Students living on-campus or in university-leased housing, such as 650 Lincoln, Park Place, Greek Village, Greene Crossing and YOUnion, must be tested as well before returning to campus in January.
All on-campus faculty and staff will also be required to be tested. On-campus resources that will require students to be tested include the Thomas Cooper Library and Russell House.
Similar to fall 2020, tests can either be conducted through the university’s free testing services or results can be uploaded to the MyHealthSpace portal.
Acceptable proof of testing comes in several forms: a negative nasal, saliva or antigen test result from between Jan. 3 and Jan. 10 or between Jan. 3 and move-in day for students living on campus; a positive nasal, saliva or antigen test result from between Oct. 5 and Dec. 20; or a positive antibody test result from after Oct. 5.
During a press conference Monday, senior associate vice president for Student Affairs and Academic Support Stacey Bradley called the implementation of mandatory testing through the spring semester "the expansion" of mandatory tests for returning students to campus this fall.
"Since we have the capacity to do it, and we are seeing those cases rise nationally, it really is an opportunity and, in a sense, an obligation for us, and then knowing that we want our students to stay here and we want our students to remain engaged in person as much as they possibly can. That was one resource that we could use, coupled with others, to really make that possible," Bradley said.
According to executive director of Student Health Services Deborah Beck, the College of Pharmacy has purchased "additional equipment" and extended partnerships with Nephron Pharmaceuticals to uphold testing capacity.
"Through our partners, we believe that we have the capacity not only on our campus to significantly meet the needs of our students, faculty and staff, but we also have our partners that we're working with. So we do feel confident we will be able to meet that demand," Beck said.

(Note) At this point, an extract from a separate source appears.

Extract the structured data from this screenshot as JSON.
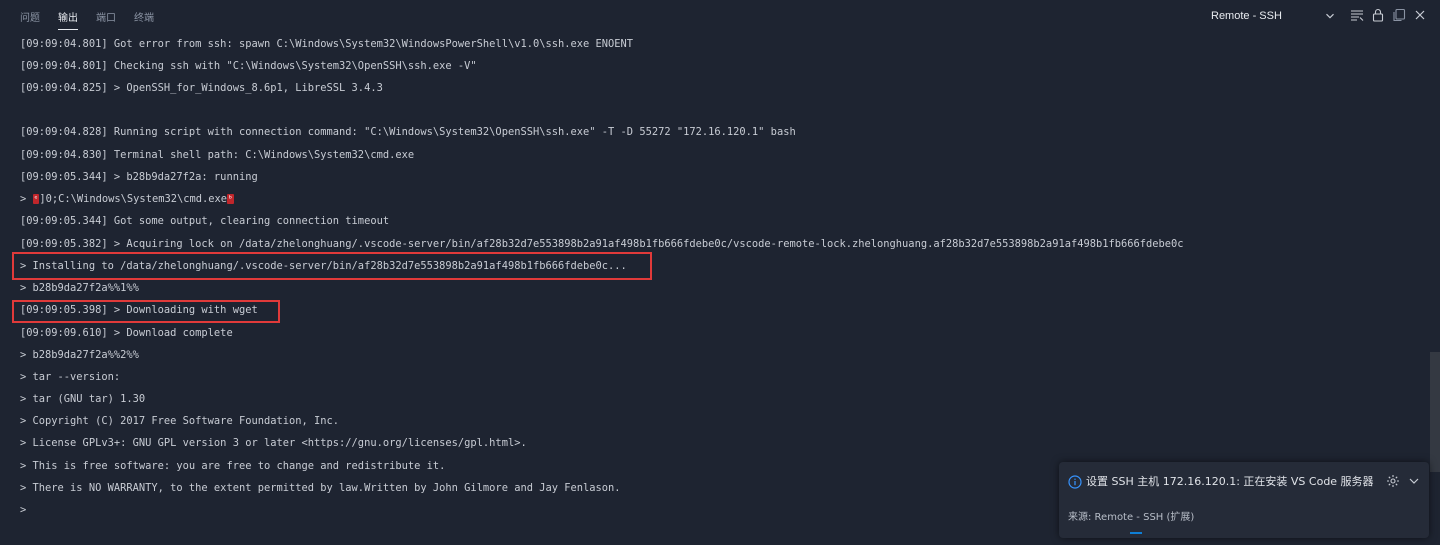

During the spring 2021 semester, students will receive an email or text message one Sunday per month instructing them to be tested during the following Monday through Thursday period.
If students do not get tested during this period, they will be subject to “university sanctions,” according to the university’s website. Bradley said a proposal regarding these sanctions would appear before the board of trustees during its Dec. 15 meeting.
Beck said the continued sharing of information from the university would promote people to get tested.
"We're sending students emails, we're sending letters to parents, and we will continue to do that communication through all multimedias. It will be on the social media, whether it's Facebook, Instagram or the other methods that students are commonly using right now," Beck said.
A similar program will be applied to faculty and staff. Faculty and staff will receive a notification one Sunday per month instructing them to be tested during the following Monday through Friday period.
To be exempted from monthly testing, positive results from a nasal, saliva, antigen or antibody test must be provided. Provided test results cannot be from more than 90 days before a person’s Sunday selection.
The decision to implement mandatory monthly testing comes "during a significant rise in COVID-19 cases nationally and within South Carolina," according to an email from university spokesperson Jeff Stensland.
Free, on-campus testing will be available daily from Jan. 4 through Jan. 15 and Monday through Friday from Jan. 18 until the end of the spring 2021 semester.
This article was updated at 4:23 p.m. on Nov. 23, 2020.